# Dataset rows for apps and sites:
★ ★ ★ ★ ★

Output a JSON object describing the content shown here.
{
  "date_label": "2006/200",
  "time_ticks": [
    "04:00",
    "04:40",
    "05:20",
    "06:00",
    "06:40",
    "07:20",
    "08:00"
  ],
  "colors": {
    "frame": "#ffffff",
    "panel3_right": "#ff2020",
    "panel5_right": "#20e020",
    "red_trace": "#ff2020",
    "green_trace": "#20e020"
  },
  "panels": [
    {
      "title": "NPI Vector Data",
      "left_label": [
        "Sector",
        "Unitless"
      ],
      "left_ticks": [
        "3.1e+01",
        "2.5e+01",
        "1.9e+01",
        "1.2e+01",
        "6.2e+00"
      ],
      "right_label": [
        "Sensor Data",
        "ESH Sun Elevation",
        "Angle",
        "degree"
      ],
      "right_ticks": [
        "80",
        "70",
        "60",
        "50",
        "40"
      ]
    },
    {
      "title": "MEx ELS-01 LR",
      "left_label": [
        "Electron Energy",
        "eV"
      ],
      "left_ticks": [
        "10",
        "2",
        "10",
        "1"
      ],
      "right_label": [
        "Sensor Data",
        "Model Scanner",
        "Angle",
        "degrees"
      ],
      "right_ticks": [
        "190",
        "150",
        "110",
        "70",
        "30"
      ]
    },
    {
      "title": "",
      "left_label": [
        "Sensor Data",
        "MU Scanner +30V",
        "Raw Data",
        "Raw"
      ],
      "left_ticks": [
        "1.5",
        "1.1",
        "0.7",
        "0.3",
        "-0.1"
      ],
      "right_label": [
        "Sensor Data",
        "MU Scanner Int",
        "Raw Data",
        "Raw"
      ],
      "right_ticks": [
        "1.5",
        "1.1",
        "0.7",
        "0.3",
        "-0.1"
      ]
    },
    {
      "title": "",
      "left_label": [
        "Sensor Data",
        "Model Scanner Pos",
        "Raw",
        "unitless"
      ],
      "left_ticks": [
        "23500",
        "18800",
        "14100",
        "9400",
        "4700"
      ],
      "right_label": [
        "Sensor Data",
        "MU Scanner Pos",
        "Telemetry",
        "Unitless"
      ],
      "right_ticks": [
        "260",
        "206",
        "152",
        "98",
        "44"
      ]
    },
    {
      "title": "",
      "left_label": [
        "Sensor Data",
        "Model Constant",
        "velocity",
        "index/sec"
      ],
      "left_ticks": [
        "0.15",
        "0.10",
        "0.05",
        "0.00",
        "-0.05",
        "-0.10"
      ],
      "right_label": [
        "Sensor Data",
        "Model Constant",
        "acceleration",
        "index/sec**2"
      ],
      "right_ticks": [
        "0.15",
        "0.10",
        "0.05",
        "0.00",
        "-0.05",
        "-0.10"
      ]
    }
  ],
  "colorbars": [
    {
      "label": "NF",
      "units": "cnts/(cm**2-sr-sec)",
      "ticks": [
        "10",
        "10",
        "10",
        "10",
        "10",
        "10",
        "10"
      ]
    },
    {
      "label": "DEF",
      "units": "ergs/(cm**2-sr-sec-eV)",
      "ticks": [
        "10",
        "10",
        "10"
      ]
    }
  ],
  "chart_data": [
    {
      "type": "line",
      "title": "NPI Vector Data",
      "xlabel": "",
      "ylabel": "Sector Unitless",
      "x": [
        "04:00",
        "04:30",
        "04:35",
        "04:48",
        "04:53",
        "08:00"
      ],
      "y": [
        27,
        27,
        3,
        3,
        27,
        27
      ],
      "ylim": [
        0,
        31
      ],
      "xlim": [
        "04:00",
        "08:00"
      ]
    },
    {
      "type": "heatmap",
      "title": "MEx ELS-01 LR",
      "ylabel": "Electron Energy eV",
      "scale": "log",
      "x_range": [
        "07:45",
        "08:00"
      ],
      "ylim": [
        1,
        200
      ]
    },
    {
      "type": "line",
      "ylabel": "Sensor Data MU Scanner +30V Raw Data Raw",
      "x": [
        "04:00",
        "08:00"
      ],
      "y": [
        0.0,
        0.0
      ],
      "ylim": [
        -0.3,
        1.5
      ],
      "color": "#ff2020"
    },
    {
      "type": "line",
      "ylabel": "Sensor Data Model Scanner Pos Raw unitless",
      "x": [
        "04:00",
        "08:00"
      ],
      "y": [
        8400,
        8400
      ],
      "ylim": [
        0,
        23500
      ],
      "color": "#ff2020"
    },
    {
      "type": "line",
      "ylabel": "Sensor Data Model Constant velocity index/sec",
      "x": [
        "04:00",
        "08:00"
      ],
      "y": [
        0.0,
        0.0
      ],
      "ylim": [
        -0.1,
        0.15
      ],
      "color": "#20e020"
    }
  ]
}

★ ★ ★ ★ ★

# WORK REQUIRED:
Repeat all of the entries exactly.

# RESULT:
Output a JSON object describing the content shown here.
{
  "date_label": "2006/200",
  "time_ticks": [
    "04:00",
    "04:40",
    "05:20",
    "06:00",
    "06:40",
    "07:20",
    "08:00"
  ],
  "colors": {
    "frame": "#ffffff",
    "panel3_right": "#ff2020",
    "panel5_right": "#20e020",
    "red_trace": "#ff2020",
    "green_trace": "#20e020"
  },
  "panels": [
    {
      "title": "NPI Vector Data",
      "left_label": [
        "Sector",
        "Unitless"
      ],
      "left_ticks": [
        "3.1e+01",
        "2.5e+01",
        "1.9e+01",
        "1.2e+01",
        "6.2e+00"
      ],
      "right_label": [
        "Sensor Data",
        "ESH Sun Elevation",
        "Angle",
        "degree"
      ],
      "right_ticks": [
        "80",
        "70",
        "60",
        "50",
        "40"
      ]
    },
    {
      "title": "MEx ELS-01 LR",
      "left_label": [
        "Electron Energy",
        "eV"
      ],
      "left_ticks": [
        "10",
        "2",
        "10",
        "1"
      ],
      "right_label": [
        "Sensor Data",
        "Model Scanner",
        "Angle",
        "degrees"
      ],
      "right_ticks": [
        "190",
        "150",
        "110",
        "70",
        "30"
      ]
    },
    {
      "title": "",
      "left_label": [
        "Sensor Data",
        "MU Scanner +30V",
        "Raw Data",
        "Raw"
      ],
      "left_ticks": [
        "1.5",
        "1.1",
        "0.7",
        "0.3",
        "-0.1"
      ],
      "right_label": [
        "Sensor Data",
        "MU Scanner Int",
        "Raw Data",
        "Raw"
      ],
      "right_ticks": [
        "1.5",
        "1.1",
        "0.7",
        "0.3",
        "-0.1"
      ]
    },
    {
      "title": "",
      "left_label": [
        "Sensor Data",
        "Model Scanner Pos",
        "Raw",
        "unitless"
      ],
      "left_ticks": [
        "23500",
        "18800",
        "14100",
        "9400",
        "4700"
      ],
      "right_label": [
        "Sensor Data",
        "MU Scanner Pos",
        "Telemetry",
        "Unitless"
      ],
      "right_ticks": [
        "260",
        "206",
        "152",
        "98",
        "44"
      ]
    },
    {
      "title": "",
      "left_label": [
        "Sensor Data",
        "Model Constant",
        "velocity",
        "index/sec"
      ],
      "left_ticks": [
        "0.15",
        "0.10",
        "0.05",
        "0.00",
        "-0.05",
        "-0.10"
      ],
      "right_label": [
        "Sensor Data",
        "Model Constant",
        "acceleration",
        "index/sec**2"
      ],
      "right_ticks": [
        "0.15",
        "0.10",
        "0.05",
        "0.00",
        "-0.05",
        "-0.10"
      ]
    }
  ],
  "colorbars": [
    {
      "label": "NF",
      "units": "cnts/(cm**2-sr-sec)",
      "ticks": [
        "10",
        "10",
        "10",
        "10",
        "10",
        "10",
        "10"
      ]
    },
    {
      "label": "DEF",
      "units": "ergs/(cm**2-sr-sec-eV)",
      "ticks": [
        "10",
        "10",
        "10"
      ]
    }
  ],
  "chart_data": [
    {
      "type": "line",
      "title": "NPI Vector Data",
      "xlabel": "",
      "ylabel": "Sector Unitless",
      "x": [
        "04:00",
        "04:30",
        "04:35",
        "04:48",
        "04:53",
        "08:00"
      ],
      "y": [
        27,
        27,
        3,
        3,
        27,
        27
      ],
      "ylim": [
        0,
        31
      ],
      "xlim": [
        "04:00",
        "08:00"
      ]
    },
    {
      "type": "heatmap",
      "title": "MEx ELS-01 LR",
      "ylabel": "Electron Energy eV",
      "scale": "log",
      "x_range": [
        "07:45",
        "08:00"
      ],
      "ylim": [
        1,
        200
      ]
    },
    {
      "type": "line",
      "ylabel": "Sensor Data MU Scanner +30V Raw Data Raw",
      "x": [
        "04:00",
        "08:00"
      ],
      "y": [
        0.0,
        0.0
      ],
      "ylim": [
        -0.3,
        1.5
      ],
      "color": "#ff2020"
    },
    {
      "type": "line",
      "ylabel": "Sensor Data Model Scanner Pos Raw unitless",
      "x": [
        "04:00",
        "08:00"
      ],
      "y": [
        8400,
        8400
      ],
      "ylim": [
        0,
        23500
      ],
      "color": "#ff2020"
    },
    {
      "type": "line",
      "ylabel": "Sensor Data Model Constant velocity index/sec",
      "x": [
        "04:00",
        "08:00"
      ],
      "y": [
        0.0,
        0.0
      ],
      "ylim": [
        -0.1,
        0.15
      ],
      "color": "#20e020"
    }
  ]
}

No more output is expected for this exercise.